Problem - Print the records below exactly, with no pictures.

►

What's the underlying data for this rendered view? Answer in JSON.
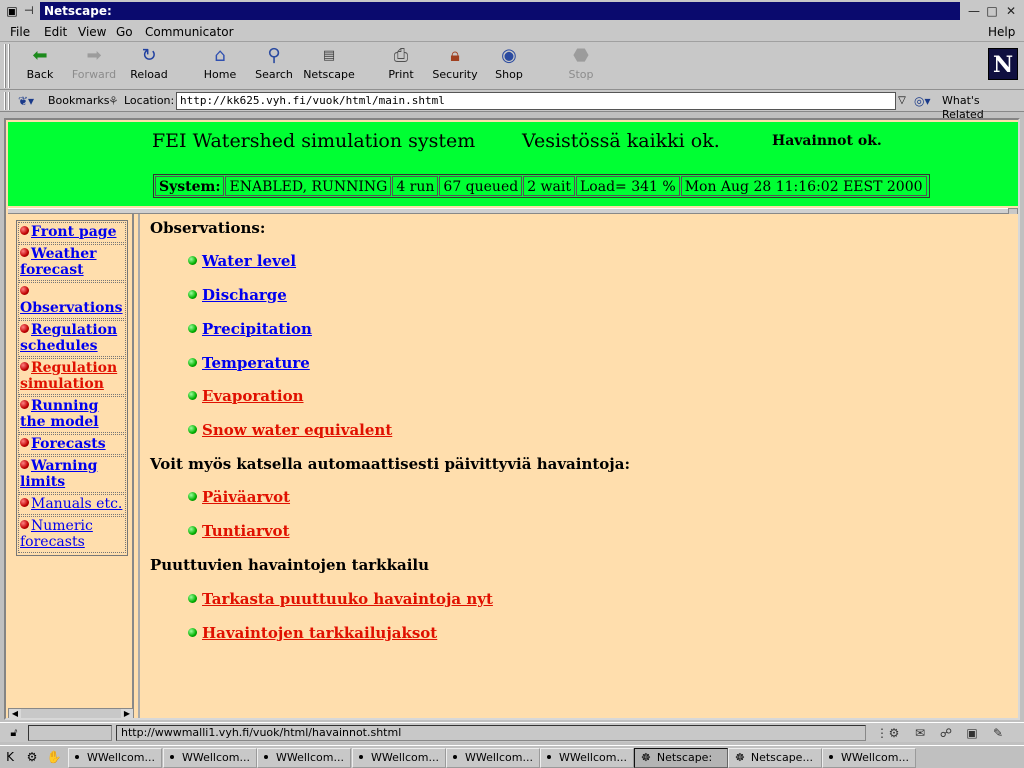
{
  "window": {
    "title": "Netscape:"
  },
  "menubar": {
    "file": "File",
    "edit": "Edit",
    "view": "View",
    "go": "Go",
    "communicator": "Communicator",
    "help": "Help"
  },
  "toolbar": {
    "back": "Back",
    "forward": "Forward",
    "reload": "Reload",
    "home": "Home",
    "search": "Search",
    "netscape": "Netscape",
    "print": "Print",
    "security": "Security",
    "shop": "Shop",
    "stop": "Stop"
  },
  "locationbar": {
    "bookmarks": "Bookmarks",
    "location_label": "Location:",
    "url": "http://kk625.vyh.fi/vuok/html/main.shtml",
    "whats_related": "What's Related"
  },
  "header": {
    "title": "FEI Watershed simulation system",
    "status_ok": "Vesistössä kaikki ok.",
    "observations_ok": "Havainnot ok.",
    "status_cells": [
      "System:",
      "ENABLED, RUNNING",
      "4 run",
      "67 queued",
      "2 wait",
      "Load= 341 %",
      "Mon Aug 28 11:16:02 EEST 2000"
    ]
  },
  "nav": {
    "items": [
      {
        "label": "Front page",
        "color": "blue"
      },
      {
        "label": "Weather forecast",
        "color": "blue"
      },
      {
        "label": "Observations",
        "color": "blue"
      },
      {
        "label": "Regulation schedules",
        "color": "blue"
      },
      {
        "label": "Regulation simulation",
        "color": "red"
      },
      {
        "label": "Running the model",
        "color": "blue"
      },
      {
        "label": "Forecasts",
        "color": "blue"
      },
      {
        "label": "Warning limits",
        "color": "blue"
      },
      {
        "label": "Manuals etc.",
        "color": "blue"
      },
      {
        "label": "Numeric forecasts",
        "color": "blue"
      }
    ]
  },
  "main": {
    "observations_heading": "Observations:",
    "observations": [
      {
        "label": "Water level",
        "color": "blue"
      },
      {
        "label": "Discharge",
        "color": "blue"
      },
      {
        "label": "Precipitation",
        "color": "blue"
      },
      {
        "label": "Temperature",
        "color": "blue"
      },
      {
        "label": "Evaporation",
        "color": "red"
      },
      {
        "label": "Snow water equivalent",
        "color": "red"
      }
    ],
    "auto_heading": "Voit myös katsella automaattisesti päivittyviä havaintoja:",
    "auto_items": [
      {
        "label": "Päiväarvot",
        "color": "red"
      },
      {
        "label": "Tuntiarvot",
        "color": "red"
      }
    ],
    "missing_heading": "Puuttuvien havaintojen tarkkailu",
    "missing_items": [
      {
        "label": "Tarkasta puuttuuko havaintoja nyt",
        "color": "red"
      },
      {
        "label": "Havaintojen tarkkailujaksot",
        "color": "red"
      }
    ]
  },
  "statusbar": {
    "message": "http://wwwmalli1.vyh.fi/vuok/html/havainnot.shtml"
  },
  "taskbar": {
    "tasks": [
      {
        "label": "WWellcom...",
        "active": false
      },
      {
        "label": "WWellcom...",
        "active": false
      },
      {
        "label": "WWellcom...",
        "active": false
      },
      {
        "label": "WWellcom...",
        "active": false
      },
      {
        "label": "WWellcom...",
        "active": false
      },
      {
        "label": "WWellcom...",
        "active": false
      },
      {
        "label": "Netscape:",
        "active": true
      },
      {
        "label": "Netscape...",
        "active": false
      },
      {
        "label": "WWellcom...",
        "active": false
      }
    ]
  },
  "colors": {
    "header_bg": "#00ff33",
    "page_bg": "#ffdead",
    "link_blue": "#0000ee",
    "link_red": "#e01000",
    "titlebar": "#0a0a6e"
  },
  "icons": {
    "back": "back-arrow-icon",
    "forward": "forward-arrow-icon",
    "reload": "reload-icon",
    "home": "home-icon",
    "search": "search-icon",
    "netscape": "netscape-icon",
    "print": "print-icon",
    "security": "lock-icon",
    "shop": "shop-icon",
    "stop": "stop-icon"
  }
}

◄

Task answer -
What's the underlying data for this rendered view? Answer in JSON.
{
  "window": {
    "title": "Netscape:"
  },
  "menubar": {
    "file": "File",
    "edit": "Edit",
    "view": "View",
    "go": "Go",
    "communicator": "Communicator",
    "help": "Help"
  },
  "toolbar": {
    "back": "Back",
    "forward": "Forward",
    "reload": "Reload",
    "home": "Home",
    "search": "Search",
    "netscape": "Netscape",
    "print": "Print",
    "security": "Security",
    "shop": "Shop",
    "stop": "Stop"
  },
  "locationbar": {
    "bookmarks": "Bookmarks",
    "location_label": "Location:",
    "url": "http://kk625.vyh.fi/vuok/html/main.shtml",
    "whats_related": "What's Related"
  },
  "header": {
    "title": "FEI Watershed simulation system",
    "status_ok": "Vesistössä kaikki ok.",
    "observations_ok": "Havainnot ok.",
    "status_cells": [
      "System:",
      "ENABLED, RUNNING",
      "4 run",
      "67 queued",
      "2 wait",
      "Load= 341 %",
      "Mon Aug 28 11:16:02 EEST 2000"
    ]
  },
  "nav": {
    "items": [
      {
        "label": "Front page",
        "color": "blue"
      },
      {
        "label": "Weather forecast",
        "color": "blue"
      },
      {
        "label": "Observations",
        "color": "blue"
      },
      {
        "label": "Regulation schedules",
        "color": "blue"
      },
      {
        "label": "Regulation simulation",
        "color": "red"
      },
      {
        "label": "Running the model",
        "color": "blue"
      },
      {
        "label": "Forecasts",
        "color": "blue"
      },
      {
        "label": "Warning limits",
        "color": "blue"
      },
      {
        "label": "Manuals etc.",
        "color": "blue"
      },
      {
        "label": "Numeric forecasts",
        "color": "blue"
      }
    ]
  },
  "main": {
    "observations_heading": "Observations:",
    "observations": [
      {
        "label": "Water level",
        "color": "blue"
      },
      {
        "label": "Discharge",
        "color": "blue"
      },
      {
        "label": "Precipitation",
        "color": "blue"
      },
      {
        "label": "Temperature",
        "color": "blue"
      },
      {
        "label": "Evaporation",
        "color": "red"
      },
      {
        "label": "Snow water equivalent",
        "color": "red"
      }
    ],
    "auto_heading": "Voit myös katsella automaattisesti päivittyviä havaintoja:",
    "auto_items": [
      {
        "label": "Päiväarvot",
        "color": "red"
      },
      {
        "label": "Tuntiarvot",
        "color": "red"
      }
    ],
    "missing_heading": "Puuttuvien havaintojen tarkkailu",
    "missing_items": [
      {
        "label": "Tarkasta puuttuuko havaintoja nyt",
        "color": "red"
      },
      {
        "label": "Havaintojen tarkkailujaksot",
        "color": "red"
      }
    ]
  },
  "statusbar": {
    "message": "http://wwwmalli1.vyh.fi/vuok/html/havainnot.shtml"
  },
  "taskbar": {
    "tasks": [
      {
        "label": "WWellcom...",
        "active": false
      },
      {
        "label": "WWellcom...",
        "active": false
      },
      {
        "label": "WWellcom...",
        "active": false
      },
      {
        "label": "WWellcom...",
        "active": false
      },
      {
        "label": "WWellcom...",
        "active": false
      },
      {
        "label": "WWellcom...",
        "active": false
      },
      {
        "label": "Netscape:",
        "active": true
      },
      {
        "label": "Netscape...",
        "active": false
      },
      {
        "label": "WWellcom...",
        "active": false
      }
    ]
  },
  "colors": {
    "header_bg": "#00ff33",
    "page_bg": "#ffdead",
    "link_blue": "#0000ee",
    "link_red": "#e01000",
    "titlebar": "#0a0a6e"
  },
  "icons": {
    "back": "back-arrow-icon",
    "forward": "forward-arrow-icon",
    "reload": "reload-icon",
    "home": "home-icon",
    "search": "search-icon",
    "netscape": "netscape-icon",
    "print": "print-icon",
    "security": "lock-icon",
    "shop": "shop-icon",
    "stop": "stop-icon"
  }
}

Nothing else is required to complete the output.